1 comment

chiricaromeo 02 novembre 2011 à 09:45

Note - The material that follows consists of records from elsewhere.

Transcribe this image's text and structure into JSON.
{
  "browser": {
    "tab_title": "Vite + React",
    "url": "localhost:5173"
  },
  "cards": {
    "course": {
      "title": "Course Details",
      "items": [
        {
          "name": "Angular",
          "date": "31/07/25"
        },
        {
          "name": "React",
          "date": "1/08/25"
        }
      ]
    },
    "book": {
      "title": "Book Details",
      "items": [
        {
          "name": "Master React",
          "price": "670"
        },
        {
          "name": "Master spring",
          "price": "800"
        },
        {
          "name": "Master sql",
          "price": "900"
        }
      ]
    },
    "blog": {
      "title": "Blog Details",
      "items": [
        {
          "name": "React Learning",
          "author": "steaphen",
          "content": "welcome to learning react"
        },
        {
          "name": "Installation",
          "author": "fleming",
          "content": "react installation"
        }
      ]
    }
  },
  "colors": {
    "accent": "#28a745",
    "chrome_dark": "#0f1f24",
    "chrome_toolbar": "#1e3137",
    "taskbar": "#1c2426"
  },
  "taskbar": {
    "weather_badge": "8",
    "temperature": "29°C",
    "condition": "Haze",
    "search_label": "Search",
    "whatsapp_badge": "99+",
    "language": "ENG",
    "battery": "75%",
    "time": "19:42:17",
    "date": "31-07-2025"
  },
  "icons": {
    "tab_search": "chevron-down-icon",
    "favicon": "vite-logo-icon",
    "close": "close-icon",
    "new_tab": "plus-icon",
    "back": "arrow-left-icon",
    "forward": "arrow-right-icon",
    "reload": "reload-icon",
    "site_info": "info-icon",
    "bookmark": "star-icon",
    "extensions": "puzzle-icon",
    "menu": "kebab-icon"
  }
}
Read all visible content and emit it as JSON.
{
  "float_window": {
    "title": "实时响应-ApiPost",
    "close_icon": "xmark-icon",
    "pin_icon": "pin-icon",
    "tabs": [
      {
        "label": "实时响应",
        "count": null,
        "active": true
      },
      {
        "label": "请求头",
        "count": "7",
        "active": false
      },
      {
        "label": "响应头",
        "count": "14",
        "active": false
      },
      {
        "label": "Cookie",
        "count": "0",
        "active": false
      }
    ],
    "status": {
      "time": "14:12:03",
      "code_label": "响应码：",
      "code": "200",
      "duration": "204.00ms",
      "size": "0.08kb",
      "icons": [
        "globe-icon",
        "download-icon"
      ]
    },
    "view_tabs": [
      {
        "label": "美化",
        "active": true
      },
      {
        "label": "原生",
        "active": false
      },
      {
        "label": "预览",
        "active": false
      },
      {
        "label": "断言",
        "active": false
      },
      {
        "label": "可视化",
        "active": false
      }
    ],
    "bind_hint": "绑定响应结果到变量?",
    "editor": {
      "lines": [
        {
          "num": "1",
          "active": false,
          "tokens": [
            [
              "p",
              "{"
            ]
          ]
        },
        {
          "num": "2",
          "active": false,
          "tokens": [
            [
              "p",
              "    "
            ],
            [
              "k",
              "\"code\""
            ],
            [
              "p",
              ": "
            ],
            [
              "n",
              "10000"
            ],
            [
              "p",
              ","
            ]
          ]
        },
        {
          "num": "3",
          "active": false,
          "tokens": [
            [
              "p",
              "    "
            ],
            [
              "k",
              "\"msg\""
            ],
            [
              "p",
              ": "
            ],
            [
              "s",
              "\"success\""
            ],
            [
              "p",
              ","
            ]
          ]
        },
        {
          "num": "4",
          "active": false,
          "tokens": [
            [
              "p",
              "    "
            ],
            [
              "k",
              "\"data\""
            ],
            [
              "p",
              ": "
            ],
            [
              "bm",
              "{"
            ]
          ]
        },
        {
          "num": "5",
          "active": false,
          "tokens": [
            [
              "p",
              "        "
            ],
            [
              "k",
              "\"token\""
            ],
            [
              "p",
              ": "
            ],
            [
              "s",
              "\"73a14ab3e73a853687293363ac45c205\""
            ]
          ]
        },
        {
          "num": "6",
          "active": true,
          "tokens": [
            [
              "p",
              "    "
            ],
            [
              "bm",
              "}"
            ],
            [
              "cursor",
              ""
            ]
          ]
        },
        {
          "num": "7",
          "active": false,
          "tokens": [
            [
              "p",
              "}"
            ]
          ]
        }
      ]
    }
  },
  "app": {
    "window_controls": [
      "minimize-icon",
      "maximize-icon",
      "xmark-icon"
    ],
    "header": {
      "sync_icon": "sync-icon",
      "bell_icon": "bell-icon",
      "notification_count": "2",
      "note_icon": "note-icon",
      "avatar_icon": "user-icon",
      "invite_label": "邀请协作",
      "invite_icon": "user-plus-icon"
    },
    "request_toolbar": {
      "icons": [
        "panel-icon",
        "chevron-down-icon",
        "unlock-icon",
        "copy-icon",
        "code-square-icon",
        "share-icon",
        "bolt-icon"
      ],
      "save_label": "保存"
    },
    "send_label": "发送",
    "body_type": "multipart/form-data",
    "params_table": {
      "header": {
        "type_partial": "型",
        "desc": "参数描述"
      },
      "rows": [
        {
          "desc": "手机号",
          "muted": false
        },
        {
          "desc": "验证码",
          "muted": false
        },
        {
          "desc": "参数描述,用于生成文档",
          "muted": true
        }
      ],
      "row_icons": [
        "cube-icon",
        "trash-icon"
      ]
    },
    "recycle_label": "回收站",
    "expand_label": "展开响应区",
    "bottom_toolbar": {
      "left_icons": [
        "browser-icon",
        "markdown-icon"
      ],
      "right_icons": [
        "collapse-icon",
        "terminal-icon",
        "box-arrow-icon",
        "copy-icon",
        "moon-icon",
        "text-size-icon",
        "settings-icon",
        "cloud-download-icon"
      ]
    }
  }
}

hi, my name is chirica romeo ,make shoes for kickers by 2005,in my factory and i like to know you.